Prescription drug abuse is the intentional non-therapeutic use of a drug, even once, for its rewarding psychological or physiological effects. Drug addiction, which develops after repeated drug abuse, is characterized by a strong desire to take a drug despite harmful consequences, difficulty in controlling its use, giving a higher priority to drug use than to obligations, increased tolerance, and sometimes physical withdrawal. Drug abuse and drug addiction are separate and distinct from physical dependence (for example, abuse may not be accompanied by physical dependence).

Studies of human abuse potential were performed to evaluate the abuse potential of FYCOMPA (8 mg, 24 mg, and 36 mg) as compared to alprazolam C-IV (1.5 mg and 3 mg), and oral ketamine C-III (100 mg) in recreational polydrug users. Supra-therapeutic doses of FYCOMPA 24 and 36 mg produced responses for “Euphoria” that were similar to ketamine 100 mg and alprazolam 3 mg. For “High,” FYCOMPA 24 mg and 36 mg produced responses comparable to ketamine 100 mg and significantly higher than both doses of alprazolam on a visual analog scale (VAS). “Drug Liking,” “Overall Drug Liking,” and “Take Drug Again” for FYCOMPA were each statistically lower than ketamine 100 mg. In addition, for “Bad Drug Effects,” FYCOMPA 24 mg and 36 mg produced responses significantly higher than ketamine 100 mg.

For “Sedation,” FYCOMPA 24 and 36 mg produced responses similar to alprazolam 3 mg and higher than ketamine 100 mg.

Additionally, on VAS measures related to dissociative phenomena such as “Floating,” “Spaced Out,” and “Detached,” FYCOMPA at supra-therapeutic doses produced responses similar to ketamine 100 mg and greater than both doses of alprazolam tested.

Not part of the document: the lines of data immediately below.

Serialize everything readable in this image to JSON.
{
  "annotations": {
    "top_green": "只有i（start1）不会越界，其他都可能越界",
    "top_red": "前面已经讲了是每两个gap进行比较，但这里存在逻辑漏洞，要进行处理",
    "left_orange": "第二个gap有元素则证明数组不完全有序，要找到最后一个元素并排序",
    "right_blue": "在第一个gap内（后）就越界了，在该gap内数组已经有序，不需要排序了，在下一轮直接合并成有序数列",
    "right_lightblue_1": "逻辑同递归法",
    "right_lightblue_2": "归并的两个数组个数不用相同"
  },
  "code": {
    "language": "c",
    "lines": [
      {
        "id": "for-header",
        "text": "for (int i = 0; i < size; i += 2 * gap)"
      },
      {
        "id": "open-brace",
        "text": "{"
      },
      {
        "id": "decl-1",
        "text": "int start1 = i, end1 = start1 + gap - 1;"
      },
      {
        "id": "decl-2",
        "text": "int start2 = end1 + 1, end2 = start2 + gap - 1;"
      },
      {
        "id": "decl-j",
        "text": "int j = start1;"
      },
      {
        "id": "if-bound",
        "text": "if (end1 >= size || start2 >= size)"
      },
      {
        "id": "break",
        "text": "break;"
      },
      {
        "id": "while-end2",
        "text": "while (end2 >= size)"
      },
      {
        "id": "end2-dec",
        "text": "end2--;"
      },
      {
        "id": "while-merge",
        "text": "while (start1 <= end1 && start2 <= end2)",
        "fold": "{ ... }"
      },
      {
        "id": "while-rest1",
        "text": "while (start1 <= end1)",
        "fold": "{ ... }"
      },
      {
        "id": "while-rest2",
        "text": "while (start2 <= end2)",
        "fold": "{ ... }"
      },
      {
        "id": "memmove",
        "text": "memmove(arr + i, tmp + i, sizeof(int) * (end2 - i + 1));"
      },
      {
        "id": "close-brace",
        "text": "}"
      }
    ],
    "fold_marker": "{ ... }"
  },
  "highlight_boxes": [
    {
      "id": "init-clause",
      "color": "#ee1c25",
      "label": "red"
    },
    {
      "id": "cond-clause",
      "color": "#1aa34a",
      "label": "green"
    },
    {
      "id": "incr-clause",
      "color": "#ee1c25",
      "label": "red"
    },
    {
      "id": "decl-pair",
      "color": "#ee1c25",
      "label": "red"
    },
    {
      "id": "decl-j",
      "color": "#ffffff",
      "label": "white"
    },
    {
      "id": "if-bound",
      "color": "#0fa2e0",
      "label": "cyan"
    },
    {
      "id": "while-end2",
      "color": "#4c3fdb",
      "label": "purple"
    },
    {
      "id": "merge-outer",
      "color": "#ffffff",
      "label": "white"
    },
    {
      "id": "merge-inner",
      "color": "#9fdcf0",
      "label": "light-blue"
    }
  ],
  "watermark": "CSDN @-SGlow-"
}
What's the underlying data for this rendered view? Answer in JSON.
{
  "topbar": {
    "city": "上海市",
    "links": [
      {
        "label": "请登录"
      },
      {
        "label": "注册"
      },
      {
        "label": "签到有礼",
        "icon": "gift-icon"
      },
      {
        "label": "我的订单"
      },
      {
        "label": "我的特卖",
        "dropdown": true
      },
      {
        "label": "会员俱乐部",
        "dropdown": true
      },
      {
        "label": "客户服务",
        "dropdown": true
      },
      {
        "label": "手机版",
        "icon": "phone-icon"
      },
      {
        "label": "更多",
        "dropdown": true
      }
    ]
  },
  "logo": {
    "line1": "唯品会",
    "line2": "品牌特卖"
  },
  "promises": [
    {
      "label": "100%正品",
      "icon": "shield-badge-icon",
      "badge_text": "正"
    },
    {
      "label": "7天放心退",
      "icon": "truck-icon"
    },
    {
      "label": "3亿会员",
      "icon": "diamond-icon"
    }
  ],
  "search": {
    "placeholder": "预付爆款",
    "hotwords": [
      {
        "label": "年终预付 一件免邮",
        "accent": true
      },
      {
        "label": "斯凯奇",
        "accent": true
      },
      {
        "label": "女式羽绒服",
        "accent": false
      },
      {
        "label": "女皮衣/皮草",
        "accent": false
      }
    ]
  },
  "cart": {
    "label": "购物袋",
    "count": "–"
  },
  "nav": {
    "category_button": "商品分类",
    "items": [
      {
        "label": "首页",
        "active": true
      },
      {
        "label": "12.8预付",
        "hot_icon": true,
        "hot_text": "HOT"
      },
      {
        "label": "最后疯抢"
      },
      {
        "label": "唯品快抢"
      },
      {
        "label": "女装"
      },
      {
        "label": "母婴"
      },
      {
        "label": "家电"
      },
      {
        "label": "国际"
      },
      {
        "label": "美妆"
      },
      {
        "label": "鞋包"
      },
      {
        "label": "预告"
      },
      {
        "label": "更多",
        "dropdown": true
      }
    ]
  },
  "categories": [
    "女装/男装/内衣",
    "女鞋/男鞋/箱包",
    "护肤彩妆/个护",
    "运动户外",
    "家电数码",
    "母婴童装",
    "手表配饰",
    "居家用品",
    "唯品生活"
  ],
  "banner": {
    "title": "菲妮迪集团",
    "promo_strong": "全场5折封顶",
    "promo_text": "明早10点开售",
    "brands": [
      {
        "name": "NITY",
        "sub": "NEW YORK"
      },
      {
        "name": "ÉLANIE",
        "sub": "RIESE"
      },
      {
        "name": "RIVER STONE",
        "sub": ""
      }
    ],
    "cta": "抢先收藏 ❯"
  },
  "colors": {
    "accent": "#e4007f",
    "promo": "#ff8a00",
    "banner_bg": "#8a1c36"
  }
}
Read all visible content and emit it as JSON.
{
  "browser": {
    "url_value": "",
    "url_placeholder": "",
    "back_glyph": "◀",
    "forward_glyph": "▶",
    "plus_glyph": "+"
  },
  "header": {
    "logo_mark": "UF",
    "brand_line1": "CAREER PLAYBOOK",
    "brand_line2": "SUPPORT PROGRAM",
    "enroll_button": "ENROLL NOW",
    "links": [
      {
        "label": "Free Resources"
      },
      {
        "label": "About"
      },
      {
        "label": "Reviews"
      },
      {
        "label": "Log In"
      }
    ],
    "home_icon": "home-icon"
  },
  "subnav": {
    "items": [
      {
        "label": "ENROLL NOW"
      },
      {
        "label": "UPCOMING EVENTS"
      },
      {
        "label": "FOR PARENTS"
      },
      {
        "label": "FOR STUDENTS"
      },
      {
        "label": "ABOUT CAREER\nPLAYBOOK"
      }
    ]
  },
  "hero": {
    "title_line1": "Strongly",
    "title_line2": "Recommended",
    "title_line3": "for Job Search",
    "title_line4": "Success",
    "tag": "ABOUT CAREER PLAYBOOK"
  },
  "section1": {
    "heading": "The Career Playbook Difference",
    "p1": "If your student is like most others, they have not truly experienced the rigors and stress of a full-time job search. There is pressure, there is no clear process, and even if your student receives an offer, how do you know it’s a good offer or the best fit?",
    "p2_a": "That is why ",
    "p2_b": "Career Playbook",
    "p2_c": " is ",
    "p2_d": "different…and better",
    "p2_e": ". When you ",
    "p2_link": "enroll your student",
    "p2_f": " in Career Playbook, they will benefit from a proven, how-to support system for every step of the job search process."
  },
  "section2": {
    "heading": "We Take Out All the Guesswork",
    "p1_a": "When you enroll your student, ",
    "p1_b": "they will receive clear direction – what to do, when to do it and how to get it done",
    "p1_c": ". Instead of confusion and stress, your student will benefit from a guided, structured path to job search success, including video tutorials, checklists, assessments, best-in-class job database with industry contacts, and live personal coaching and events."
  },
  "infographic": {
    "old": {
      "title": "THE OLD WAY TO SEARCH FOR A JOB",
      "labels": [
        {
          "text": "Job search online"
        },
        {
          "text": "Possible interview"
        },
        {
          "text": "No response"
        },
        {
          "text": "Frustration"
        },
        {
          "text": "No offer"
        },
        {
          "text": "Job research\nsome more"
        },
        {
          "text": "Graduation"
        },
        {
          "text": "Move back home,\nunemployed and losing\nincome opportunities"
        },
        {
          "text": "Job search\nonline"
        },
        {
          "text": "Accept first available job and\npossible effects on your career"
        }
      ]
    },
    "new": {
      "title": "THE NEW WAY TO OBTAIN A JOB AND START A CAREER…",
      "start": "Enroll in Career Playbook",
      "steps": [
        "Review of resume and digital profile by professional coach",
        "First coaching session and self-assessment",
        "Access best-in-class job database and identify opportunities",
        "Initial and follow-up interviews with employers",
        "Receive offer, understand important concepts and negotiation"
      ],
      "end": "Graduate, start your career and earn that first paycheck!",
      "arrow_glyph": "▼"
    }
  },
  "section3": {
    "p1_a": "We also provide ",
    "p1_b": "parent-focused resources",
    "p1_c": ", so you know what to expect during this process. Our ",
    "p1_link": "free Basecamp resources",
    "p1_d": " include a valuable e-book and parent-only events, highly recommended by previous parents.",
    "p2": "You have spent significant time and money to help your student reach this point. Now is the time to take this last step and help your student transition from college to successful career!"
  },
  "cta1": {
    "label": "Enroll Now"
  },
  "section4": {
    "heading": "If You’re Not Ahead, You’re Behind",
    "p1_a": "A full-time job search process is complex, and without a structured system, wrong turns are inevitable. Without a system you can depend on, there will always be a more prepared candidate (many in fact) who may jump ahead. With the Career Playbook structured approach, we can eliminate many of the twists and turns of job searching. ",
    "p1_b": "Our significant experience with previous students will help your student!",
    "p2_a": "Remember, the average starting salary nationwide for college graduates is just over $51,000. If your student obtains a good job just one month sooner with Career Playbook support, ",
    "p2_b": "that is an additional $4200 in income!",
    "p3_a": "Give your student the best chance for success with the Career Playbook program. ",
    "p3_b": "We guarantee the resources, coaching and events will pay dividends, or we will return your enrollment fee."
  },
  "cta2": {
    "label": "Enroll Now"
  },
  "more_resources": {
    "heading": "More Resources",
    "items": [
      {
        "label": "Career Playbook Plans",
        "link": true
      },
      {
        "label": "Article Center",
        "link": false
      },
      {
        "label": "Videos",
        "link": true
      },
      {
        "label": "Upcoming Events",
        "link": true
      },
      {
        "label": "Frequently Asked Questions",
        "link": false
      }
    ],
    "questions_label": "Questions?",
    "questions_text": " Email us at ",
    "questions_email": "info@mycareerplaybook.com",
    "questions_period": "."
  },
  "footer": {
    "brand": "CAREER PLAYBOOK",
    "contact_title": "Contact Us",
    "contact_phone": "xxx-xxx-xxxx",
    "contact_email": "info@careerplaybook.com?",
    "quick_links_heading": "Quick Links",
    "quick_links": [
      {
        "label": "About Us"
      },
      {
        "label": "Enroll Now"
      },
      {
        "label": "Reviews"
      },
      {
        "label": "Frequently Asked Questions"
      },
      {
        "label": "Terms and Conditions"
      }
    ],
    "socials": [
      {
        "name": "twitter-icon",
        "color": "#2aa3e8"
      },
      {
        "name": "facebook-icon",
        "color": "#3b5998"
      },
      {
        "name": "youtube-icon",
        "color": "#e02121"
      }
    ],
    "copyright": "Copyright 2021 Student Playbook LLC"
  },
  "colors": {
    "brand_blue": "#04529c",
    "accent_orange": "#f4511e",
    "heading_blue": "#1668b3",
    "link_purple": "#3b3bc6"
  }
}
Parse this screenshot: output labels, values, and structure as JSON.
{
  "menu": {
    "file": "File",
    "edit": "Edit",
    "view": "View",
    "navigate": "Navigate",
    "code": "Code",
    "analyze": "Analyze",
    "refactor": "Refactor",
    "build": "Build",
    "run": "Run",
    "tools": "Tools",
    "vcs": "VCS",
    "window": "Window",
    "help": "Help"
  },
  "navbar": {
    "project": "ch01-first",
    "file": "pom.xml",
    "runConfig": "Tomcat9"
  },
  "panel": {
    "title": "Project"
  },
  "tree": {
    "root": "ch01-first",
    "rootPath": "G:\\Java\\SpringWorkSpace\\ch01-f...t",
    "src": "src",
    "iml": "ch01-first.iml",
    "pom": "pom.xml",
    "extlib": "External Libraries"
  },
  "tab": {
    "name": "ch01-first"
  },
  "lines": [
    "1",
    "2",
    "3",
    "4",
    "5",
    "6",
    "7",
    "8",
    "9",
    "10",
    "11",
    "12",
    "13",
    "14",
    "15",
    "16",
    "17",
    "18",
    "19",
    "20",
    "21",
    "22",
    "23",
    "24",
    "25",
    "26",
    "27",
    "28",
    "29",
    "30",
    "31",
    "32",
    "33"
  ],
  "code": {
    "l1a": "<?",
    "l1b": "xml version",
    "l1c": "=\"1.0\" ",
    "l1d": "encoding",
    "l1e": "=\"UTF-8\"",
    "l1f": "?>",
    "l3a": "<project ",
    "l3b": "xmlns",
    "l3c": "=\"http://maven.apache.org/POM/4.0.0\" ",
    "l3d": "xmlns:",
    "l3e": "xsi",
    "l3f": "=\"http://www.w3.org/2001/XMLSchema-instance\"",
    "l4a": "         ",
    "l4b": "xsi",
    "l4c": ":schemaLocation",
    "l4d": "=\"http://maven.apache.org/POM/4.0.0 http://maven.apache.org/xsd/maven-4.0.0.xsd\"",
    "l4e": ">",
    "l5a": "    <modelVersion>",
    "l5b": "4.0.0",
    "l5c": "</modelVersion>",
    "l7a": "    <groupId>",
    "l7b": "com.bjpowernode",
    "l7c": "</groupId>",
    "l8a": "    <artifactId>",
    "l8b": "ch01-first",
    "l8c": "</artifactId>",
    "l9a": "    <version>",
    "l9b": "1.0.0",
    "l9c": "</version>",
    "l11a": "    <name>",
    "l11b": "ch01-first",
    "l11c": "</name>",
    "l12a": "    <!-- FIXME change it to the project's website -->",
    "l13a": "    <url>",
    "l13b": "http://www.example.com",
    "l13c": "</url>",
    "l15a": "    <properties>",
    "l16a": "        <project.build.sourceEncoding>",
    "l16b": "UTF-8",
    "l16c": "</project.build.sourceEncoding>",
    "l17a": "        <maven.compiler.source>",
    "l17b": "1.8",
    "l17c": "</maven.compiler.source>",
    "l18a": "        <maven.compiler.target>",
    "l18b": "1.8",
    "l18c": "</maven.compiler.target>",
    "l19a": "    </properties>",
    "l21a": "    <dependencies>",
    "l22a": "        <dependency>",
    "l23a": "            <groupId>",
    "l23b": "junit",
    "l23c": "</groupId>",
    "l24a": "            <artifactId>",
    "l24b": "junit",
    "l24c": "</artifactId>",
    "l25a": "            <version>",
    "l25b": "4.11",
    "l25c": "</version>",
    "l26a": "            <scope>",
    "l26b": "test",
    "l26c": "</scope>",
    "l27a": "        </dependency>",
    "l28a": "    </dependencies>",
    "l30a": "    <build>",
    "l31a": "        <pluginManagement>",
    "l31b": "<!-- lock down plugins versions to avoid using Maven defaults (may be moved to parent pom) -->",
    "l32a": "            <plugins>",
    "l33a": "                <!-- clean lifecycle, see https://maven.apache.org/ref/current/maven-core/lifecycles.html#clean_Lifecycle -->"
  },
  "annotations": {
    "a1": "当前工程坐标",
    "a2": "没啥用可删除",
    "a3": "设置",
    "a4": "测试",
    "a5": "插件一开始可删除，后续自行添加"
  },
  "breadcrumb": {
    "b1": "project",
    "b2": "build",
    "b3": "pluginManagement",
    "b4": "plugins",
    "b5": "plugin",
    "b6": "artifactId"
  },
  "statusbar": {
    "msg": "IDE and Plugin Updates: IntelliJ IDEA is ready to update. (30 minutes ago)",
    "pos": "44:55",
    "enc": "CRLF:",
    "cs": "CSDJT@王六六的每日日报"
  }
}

Of note, due to somnolence a number of subjects had missing data around Tmax of FYCOMPA. The above described data might represent an underestimate of FYCOMPA's effects. The duration of effects of higher doses of FYCOMPA on the majority of measures was much greater than alprazolam 3 mg and ketamine 100 mg.

In this study, the incidence of euphoria following FYCOMPA administration 8 mg, 24 mg, and 36 mg was 37%, 46%, 46%, respectively, which was higher than alprazolam 3 mg (13%) but lower than ketamine 100 mg (89%).


Physical dependence is characterized by withdrawal symptoms after abrupt discontinuation or a significant dose reduction of a drug.

A nonclinical dependence study in rats demonstrated withdrawal symptoms, including hyperreactivity to handling, muscle rigidity, and decreases in food consumption and body weights.

The potential for FYCOMPA to produce withdrawal symptoms in humans has not been adequately evaluated.

This monograph has been modified to include the generic and brand name in many instances.

Last reviewed on RxList: 11/18/2016

Side Effects

Report Problems to the Food and Drug Administration


You are encouraged to report negative side effects of prescription drugs to the FDA. Visit the FDA MedWatch website or call 1-800-FDA-1088.


Find tips and treatments to control seizures.